2. Savage Model 24
Another company that used to make a very nice combo is Savage. According to the website Savage24.com, a site dedicated to the rifle, it’s “probably the most common combination gun in the world. Budget priced, and in near-constant production since 1939, these guns show up through much of the world.”
The Savage 24 is similar to the M6 Scout in that it’s a traditional single shot, break action with the .22 LR barrel riding over the .410, but it has a more traditional design — like a pistol grip and fore-end. In addition, the Savage 24 was also discontinued in 2008 because it got to be too expensive to manufacture.
However, Savage did come out with a similar model called the Savage 42 (huh?). While it has similar features to the Model 24 and would be considered by most to be the resurrection of it, the Model 42 is constructed differently and was designed as a Youth model. It comes standard with a synthetic stock, has a 20-inch barrel and weighs 6.1 pounds. MSRP is $459.
3. Rossi Matched Pair
Rossi is known for no-frills firearms. The matched pair is a perfect example. One stock and action can accommodate different barrels. The .410 is easily exchanged for the .22, effectively making this two distinct guns.
The disadvantage to this is obviously the barrel switching required. In order to use both, you would need to carry one spare barrel.
But Rossi makes a number of different types of these guns in common calibers, too. You can have the pair as a rifle or as a pistol. And they even make one that comes with three barrels – the Rossi Full Sized Muzzle Loader Matched Set comes with barrels for 12 gauge, .22 LR and .50 Muzzle Loader.
This single-action, break open rifle is made of blued steel and weighs 3.75 pounds. MSRP for the .22/.410 set up runs at $225.
4. US Sporting Goods Baikal MP94 Rimfire

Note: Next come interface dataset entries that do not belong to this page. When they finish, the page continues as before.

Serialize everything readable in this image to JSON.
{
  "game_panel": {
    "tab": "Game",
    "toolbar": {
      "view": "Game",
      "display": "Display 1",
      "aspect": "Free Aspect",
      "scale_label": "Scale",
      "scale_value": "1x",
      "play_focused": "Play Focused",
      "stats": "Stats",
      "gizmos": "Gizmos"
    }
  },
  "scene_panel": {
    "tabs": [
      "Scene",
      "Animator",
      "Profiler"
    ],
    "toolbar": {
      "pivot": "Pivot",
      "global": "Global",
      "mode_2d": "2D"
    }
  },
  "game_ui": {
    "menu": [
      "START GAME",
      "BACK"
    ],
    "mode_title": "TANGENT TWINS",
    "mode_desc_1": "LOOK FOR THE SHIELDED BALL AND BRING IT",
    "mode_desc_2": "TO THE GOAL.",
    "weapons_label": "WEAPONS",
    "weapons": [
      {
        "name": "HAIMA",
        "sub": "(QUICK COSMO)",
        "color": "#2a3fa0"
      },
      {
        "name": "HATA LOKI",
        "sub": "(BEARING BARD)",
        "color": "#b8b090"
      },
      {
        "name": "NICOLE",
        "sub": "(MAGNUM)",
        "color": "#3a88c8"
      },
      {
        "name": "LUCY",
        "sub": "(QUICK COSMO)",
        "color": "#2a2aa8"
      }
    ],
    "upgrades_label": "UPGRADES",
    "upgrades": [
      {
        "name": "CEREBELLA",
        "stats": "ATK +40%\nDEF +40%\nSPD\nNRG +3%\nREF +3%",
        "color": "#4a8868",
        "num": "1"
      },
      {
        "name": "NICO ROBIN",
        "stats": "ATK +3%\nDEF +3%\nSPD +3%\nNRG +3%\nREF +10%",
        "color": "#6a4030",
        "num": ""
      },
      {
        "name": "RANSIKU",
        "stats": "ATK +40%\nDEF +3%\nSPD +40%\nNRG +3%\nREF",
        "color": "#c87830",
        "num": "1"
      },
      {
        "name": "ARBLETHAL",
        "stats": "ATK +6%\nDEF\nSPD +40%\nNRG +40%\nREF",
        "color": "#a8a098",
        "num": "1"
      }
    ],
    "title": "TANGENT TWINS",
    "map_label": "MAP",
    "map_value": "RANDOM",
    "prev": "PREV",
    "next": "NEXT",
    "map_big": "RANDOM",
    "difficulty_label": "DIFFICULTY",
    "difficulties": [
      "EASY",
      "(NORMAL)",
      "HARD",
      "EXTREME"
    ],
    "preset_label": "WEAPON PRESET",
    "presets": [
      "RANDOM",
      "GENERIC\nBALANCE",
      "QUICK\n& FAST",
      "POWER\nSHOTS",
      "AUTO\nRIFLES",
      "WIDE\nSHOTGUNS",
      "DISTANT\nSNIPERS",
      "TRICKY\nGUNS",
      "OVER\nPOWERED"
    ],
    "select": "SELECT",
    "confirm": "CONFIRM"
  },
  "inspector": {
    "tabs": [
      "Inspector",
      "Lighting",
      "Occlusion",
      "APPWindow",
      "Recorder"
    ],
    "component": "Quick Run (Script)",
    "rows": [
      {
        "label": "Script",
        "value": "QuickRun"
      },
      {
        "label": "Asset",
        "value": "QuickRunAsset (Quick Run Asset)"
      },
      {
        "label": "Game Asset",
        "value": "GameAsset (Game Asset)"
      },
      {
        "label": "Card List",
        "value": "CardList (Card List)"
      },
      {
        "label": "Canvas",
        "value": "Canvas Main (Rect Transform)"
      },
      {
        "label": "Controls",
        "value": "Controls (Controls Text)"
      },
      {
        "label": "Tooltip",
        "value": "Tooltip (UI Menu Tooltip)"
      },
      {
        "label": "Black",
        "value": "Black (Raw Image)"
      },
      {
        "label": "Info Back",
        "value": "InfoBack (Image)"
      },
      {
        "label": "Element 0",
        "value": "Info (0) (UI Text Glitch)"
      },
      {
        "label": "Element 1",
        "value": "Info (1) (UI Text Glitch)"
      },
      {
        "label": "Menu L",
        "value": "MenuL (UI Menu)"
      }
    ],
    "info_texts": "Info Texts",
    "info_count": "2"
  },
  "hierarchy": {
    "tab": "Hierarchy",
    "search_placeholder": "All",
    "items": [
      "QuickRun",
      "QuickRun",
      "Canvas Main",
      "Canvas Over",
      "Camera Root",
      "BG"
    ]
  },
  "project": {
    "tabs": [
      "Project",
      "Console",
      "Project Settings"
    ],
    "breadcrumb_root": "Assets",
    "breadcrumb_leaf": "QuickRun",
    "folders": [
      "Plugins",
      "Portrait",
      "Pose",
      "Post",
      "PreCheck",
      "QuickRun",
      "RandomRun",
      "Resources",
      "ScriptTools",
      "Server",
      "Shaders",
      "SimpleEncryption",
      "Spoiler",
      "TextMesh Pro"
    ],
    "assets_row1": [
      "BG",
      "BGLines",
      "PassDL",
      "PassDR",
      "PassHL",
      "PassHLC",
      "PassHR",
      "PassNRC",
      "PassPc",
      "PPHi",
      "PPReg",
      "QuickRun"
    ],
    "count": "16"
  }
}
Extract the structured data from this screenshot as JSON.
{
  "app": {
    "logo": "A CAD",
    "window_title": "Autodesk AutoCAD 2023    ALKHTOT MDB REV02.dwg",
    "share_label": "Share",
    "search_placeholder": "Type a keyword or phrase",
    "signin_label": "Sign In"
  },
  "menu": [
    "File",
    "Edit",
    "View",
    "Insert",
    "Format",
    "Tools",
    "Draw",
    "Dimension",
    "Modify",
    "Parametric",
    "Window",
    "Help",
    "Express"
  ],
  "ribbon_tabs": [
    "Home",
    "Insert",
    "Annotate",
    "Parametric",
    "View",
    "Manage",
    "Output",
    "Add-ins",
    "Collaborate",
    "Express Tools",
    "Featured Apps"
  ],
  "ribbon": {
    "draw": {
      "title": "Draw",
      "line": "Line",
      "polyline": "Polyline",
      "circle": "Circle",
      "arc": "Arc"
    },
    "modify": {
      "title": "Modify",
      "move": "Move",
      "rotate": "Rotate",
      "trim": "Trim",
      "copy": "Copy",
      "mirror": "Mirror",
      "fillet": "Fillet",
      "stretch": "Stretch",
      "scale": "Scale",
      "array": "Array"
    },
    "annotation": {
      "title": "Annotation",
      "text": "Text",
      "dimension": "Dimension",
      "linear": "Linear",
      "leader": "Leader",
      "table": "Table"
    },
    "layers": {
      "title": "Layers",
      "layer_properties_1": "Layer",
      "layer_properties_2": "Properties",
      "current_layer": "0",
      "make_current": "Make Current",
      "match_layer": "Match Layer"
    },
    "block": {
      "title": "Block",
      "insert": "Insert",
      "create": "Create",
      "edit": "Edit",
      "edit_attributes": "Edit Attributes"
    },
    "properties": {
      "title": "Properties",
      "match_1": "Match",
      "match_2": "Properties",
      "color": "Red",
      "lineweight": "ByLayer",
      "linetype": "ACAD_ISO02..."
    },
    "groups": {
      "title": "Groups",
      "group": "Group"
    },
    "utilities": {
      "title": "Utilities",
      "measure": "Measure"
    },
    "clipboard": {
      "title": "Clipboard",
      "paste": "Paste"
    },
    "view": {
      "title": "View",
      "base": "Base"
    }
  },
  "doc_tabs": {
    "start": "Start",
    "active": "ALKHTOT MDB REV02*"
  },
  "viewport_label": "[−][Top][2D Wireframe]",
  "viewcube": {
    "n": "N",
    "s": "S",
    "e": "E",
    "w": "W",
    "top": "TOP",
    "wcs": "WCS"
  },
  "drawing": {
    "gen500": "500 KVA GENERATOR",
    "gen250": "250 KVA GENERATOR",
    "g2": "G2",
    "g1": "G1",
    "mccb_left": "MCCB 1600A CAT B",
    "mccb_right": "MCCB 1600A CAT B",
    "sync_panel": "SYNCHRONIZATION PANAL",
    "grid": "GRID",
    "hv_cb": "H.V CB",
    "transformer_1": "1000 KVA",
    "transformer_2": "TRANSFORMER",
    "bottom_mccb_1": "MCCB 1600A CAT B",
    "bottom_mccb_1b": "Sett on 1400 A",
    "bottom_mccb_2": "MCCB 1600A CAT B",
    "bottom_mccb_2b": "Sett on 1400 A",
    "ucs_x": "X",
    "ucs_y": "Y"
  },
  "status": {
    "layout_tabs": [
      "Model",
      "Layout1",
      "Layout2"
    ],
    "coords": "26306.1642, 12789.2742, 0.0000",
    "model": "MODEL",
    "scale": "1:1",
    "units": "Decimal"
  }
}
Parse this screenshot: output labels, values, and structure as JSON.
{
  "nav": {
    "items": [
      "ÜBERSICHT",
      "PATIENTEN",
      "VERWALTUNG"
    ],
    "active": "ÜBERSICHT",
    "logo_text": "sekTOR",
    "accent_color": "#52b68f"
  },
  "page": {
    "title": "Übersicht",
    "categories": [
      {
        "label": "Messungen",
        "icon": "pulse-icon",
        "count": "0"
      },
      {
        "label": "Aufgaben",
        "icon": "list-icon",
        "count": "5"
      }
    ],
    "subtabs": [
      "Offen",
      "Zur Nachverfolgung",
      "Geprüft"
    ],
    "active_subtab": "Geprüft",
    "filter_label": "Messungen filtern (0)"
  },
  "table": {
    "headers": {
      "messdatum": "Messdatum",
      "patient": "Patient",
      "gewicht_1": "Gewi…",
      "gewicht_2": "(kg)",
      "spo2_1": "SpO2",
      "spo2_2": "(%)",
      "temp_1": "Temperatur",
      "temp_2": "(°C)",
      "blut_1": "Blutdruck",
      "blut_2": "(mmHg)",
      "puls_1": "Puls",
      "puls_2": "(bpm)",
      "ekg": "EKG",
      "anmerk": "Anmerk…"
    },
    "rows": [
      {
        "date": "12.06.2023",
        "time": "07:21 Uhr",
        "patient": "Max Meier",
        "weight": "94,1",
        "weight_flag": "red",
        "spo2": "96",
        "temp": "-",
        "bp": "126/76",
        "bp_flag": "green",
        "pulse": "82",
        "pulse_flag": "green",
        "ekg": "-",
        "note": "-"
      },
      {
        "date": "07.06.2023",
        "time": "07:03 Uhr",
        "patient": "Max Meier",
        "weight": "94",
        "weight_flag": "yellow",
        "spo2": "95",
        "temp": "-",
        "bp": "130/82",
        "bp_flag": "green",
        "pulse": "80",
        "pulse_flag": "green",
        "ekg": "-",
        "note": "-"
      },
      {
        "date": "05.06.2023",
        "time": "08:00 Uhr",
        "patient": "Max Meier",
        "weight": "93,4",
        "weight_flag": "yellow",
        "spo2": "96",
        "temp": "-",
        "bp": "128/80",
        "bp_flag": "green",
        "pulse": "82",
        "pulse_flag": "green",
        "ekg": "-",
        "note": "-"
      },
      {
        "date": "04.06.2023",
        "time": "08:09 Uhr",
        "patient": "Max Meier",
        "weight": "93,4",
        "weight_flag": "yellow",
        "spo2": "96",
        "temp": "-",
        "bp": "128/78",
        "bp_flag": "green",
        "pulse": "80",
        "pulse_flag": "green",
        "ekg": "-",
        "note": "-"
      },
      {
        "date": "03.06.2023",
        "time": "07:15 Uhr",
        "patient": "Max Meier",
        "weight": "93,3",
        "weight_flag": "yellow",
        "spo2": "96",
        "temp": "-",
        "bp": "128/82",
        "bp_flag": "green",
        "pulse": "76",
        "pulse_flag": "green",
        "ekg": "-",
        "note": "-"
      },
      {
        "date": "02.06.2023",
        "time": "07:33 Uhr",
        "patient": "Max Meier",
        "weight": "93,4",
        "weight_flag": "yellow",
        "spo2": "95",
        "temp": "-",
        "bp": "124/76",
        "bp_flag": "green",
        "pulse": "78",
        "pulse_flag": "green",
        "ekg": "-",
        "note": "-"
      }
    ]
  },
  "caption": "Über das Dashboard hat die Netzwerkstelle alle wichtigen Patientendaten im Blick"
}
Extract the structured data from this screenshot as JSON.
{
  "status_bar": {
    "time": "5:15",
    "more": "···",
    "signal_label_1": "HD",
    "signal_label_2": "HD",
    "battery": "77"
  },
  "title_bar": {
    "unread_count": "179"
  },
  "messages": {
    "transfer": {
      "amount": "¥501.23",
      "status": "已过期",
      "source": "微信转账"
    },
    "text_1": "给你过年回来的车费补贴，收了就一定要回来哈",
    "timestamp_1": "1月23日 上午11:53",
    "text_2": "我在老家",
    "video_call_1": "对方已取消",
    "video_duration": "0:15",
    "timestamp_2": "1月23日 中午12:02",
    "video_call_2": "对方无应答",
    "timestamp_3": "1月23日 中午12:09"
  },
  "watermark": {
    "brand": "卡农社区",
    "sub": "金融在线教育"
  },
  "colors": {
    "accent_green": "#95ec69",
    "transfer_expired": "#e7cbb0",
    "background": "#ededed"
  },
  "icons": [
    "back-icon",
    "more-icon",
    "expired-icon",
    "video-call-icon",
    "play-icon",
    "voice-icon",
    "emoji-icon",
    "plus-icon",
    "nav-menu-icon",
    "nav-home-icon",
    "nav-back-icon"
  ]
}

This gun is a bit larger than I’d like for a combo gun, but it is a combo. It is made in Russia and imported by USSG. While I like the concept, and the wide variety of calibers, I’d still go with the smallest offerings.
The MP 94 seems more like a one gun solution for most any hunt — birds and grounded animals. The size and weight and the wooden stocks seem more manageable a long weekend.
Like the M6 Scout or the Savage 24 it’s an over/under, but that’s where the similarities end. It feels a lot like a typical over/under shotgun with a sturdy and attractive design. More often than not the Baikal is found with larger calibers like the .308/12 gauge combo — a set up that has been said to fit the bill for many hunters in the northeast.
This break-action combo has a 19.7-inch barrel putting the overall length at 40.7 inches and weight at 6.1 pounds. They can be found for about $500.
5. Third Generation Marble Game Getter Gun
This one’s for all you hipster preppers who are ready to cash out your 401Ks early. Really – what’s the point? If the end is near, might as grab the most of that money now. The Game Getter will set you back two grand. But it does come in a kitschy box. And we’ll all be starting fires with our leftover money once the zombies come, anyhow.
The Game Getter idea is more than a century old. It looks like something out of a wild-west inspired space comic. But it would be an amazingly useful gun. And I can’t think of a more stylish way to enter into the unknown.
This model – the third gen – is a replica of the original 1908 model, but instead of a 15-inch barrel the standard comes with a 18.5-inch barrel. It weighs next to nothing at 2.25 pounds and has folding sights.
The first and second generations were shorter, so if you want it now it requires a special Any Other Weapon Tax Stamp, which cost five bucks. Not that the zombies will checking stamps.
The perfect combination gun is harder to come by than it should be. The M6 Scout should still be in production. I’m waiting on the Savage. If the new Model 42 lives up to the reputation of the old Model 24, it will top the list for many prepsters.
What combo gun takes your attention?
Photo credit: Body Building Forum